Material provided =
^^^^

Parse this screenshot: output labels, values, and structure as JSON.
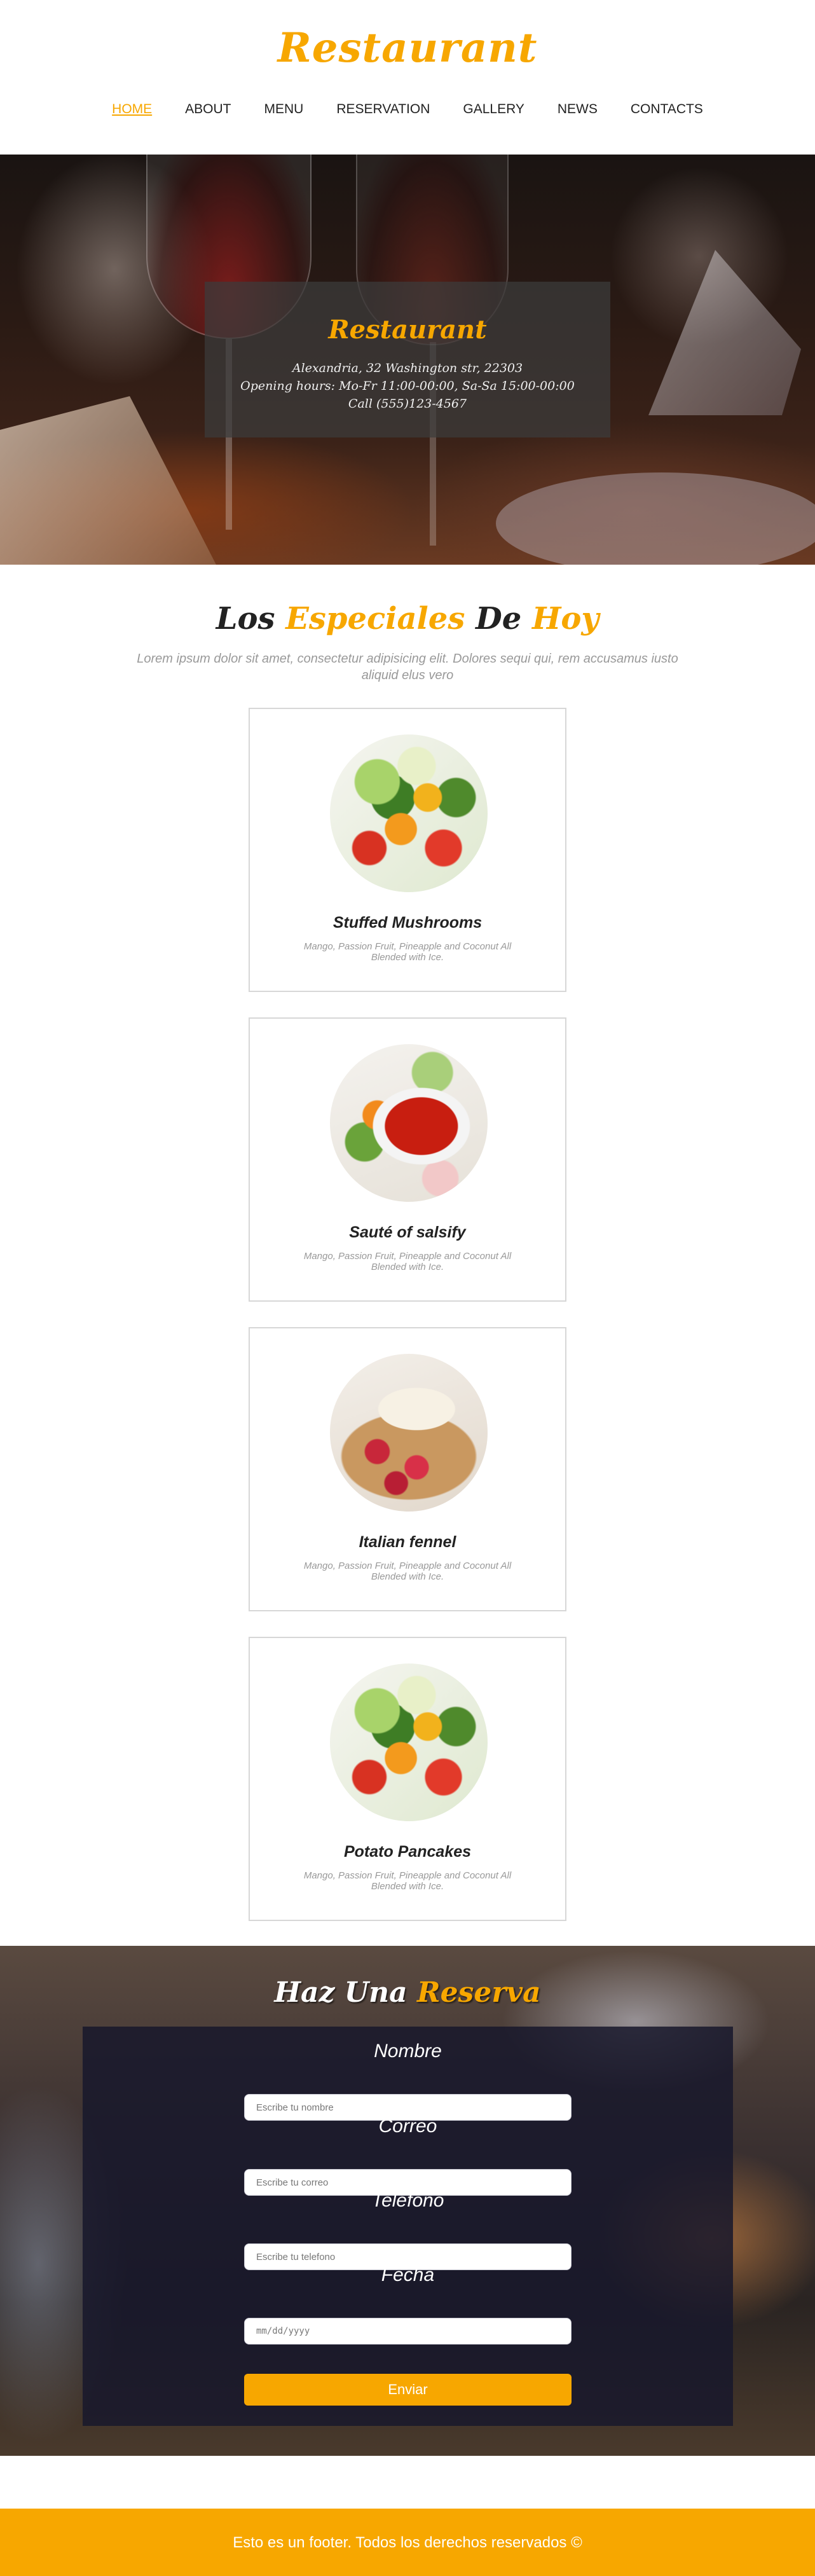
{
  "site": {
    "logo": "Restaurant"
  },
  "nav": {
    "items": [
      {
        "label": "HOME",
        "active": true
      },
      {
        "label": "ABOUT"
      },
      {
        "label": "MENU"
      },
      {
        "label": "RESERVATION"
      },
      {
        "label": "GALLERY"
      },
      {
        "label": "NEWS"
      },
      {
        "label": "CONTACTS"
      }
    ]
  },
  "hero": {
    "title": "Restaurant",
    "address": "Alexandria, 32 Washington str, 22303",
    "hours": "Opening hours: Mo-Fr 11:00-00:00, Sa-Sa 15:00-00:00",
    "phone": "Call (555)123-4567"
  },
  "specials": {
    "title_part1": "Los",
    "title_part2": "Especiales",
    "title_part3": "De",
    "title_part4": "Hoy",
    "subtitle": "Lorem ipsum dolor sit amet, consectetur adipisicing elit. Dolores sequi qui, rem accusamus iusto aliquid elus vero",
    "items": [
      {
        "name": "Stuffed Mushrooms",
        "description": "Mango, Passion Fruit, Pineapple and Coconut All Blended with Ice.",
        "image": "salad"
      },
      {
        "name": "Sauté of salsify",
        "description": "Mango, Passion Fruit, Pineapple and Coconut All Blended with Ice.",
        "image": "salsa"
      },
      {
        "name": "Italian fennel",
        "description": "Mango, Passion Fruit, Pineapple and Coconut All Blended with Ice.",
        "image": "crepe"
      },
      {
        "name": "Potato Pancakes",
        "description": "Mango, Passion Fruit, Pineapple and Coconut All Blended with Ice.",
        "image": "salad"
      }
    ]
  },
  "reservation": {
    "title_part1": "Haz",
    "title_part2": "Una",
    "title_part3": "Reserva",
    "fields": [
      {
        "label": "Nombre",
        "placeholder": "Escribe tu nombre"
      },
      {
        "label": "Correo",
        "placeholder": "Escribe tu correo"
      },
      {
        "label": "Teléfono",
        "placeholder": "Escribe tu telefono"
      },
      {
        "label": "Fecha",
        "placeholder": "mm/dd/yyyy"
      }
    ],
    "submit_label": "Enviar"
  },
  "footer": {
    "text": "Esto es un footer. Todos los derechos reservados ©"
  },
  "colors": {
    "accent": "#f7a700",
    "text": "#222222",
    "muted": "#999999"
  }
}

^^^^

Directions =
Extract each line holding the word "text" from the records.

Answer area =
    "text": "Esto es un footer. Todos los derechos reservados ©"
    "text": "#222222",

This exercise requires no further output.